Want to Pull an Airplane? You Can Do It for a Good Cause
I f you would like to pull an airplane which weighs approximately 60,000 pounds across the tarmac for a distance of 25 feet in the fastest time, here is your opportunity to do so while helping to raise funds and awareness for greater than 8,000 Special Olympics athletes in Minnesota.
Teams of up to a maximum of eight people are eligible to compete to pull the airplane owned by Delta Air Lines — which is one of the sponsors of the event — at Minneapolis–Saint Paul International Airport on Saturday, September 12, 2015; but each team must have raised a minimum of $1,000.00 in pledges in order to be able to participate.
Register today and you will be able to create your own Plane Pull Internet web site where you can start collecting pledges. Each donation will automatically be added to your Plane Pull team total. All funds raised as a result of this event will benefit Special Olympics Minnesota.
In addition to the opportunity to pull an airplane, you and your team members will each receive a wristband that allows all of you access to the Plane Pull arena; an event T-shirt; and a meal ticket for a free lunch provided by HMS Host.
If you would prefer to be a spectator instead of being a participant, this event is open to the public; and everyone is welcome.
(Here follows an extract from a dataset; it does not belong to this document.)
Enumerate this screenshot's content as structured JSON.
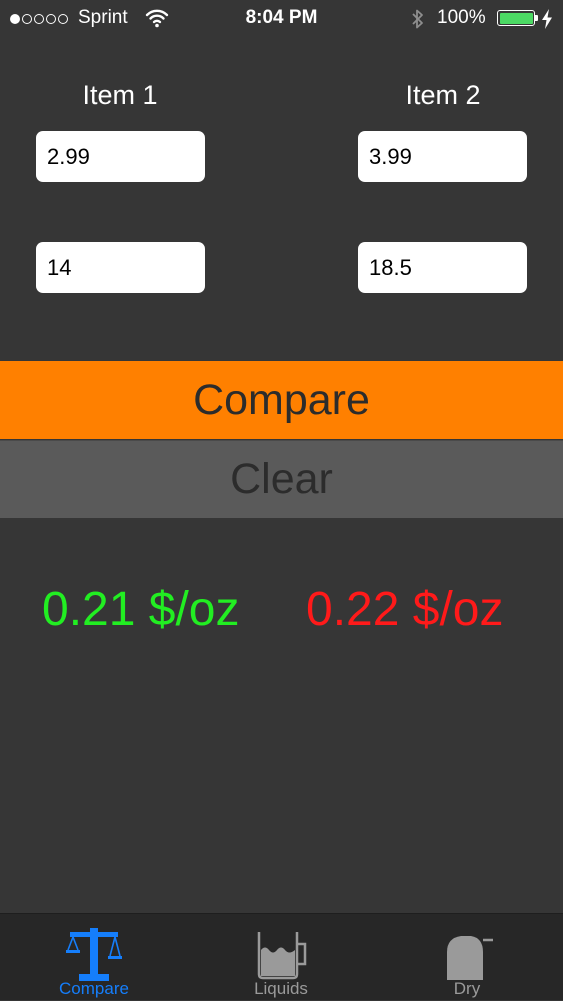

You will need to check in at the event entrance located at 7109 Longfellow Ave South in Minneapolis. Food will be available for purchase; and entertainment will be provided throughout the day.
I enjoyed pulling a Boeing 757-232 airplane with 17 of my colleagues at the Technical Operations Center of Delta Air Lines in Atlanta on Friday, May 1, 2015 — and our efforts not only earned us third place in the Corporate Division of the event; but at least $5,115.00 of the initial goal of $1,000.00 had been raised for the Relay For Life of the American Cancer Society.
Registration opens at 8:00 in the morning on Saturday, September 12, 2015. The opening ceremonies begin at 9:00 in the morning; and the competition begins 15 minutes later.
Photograph ©2015 by Brian Cohen.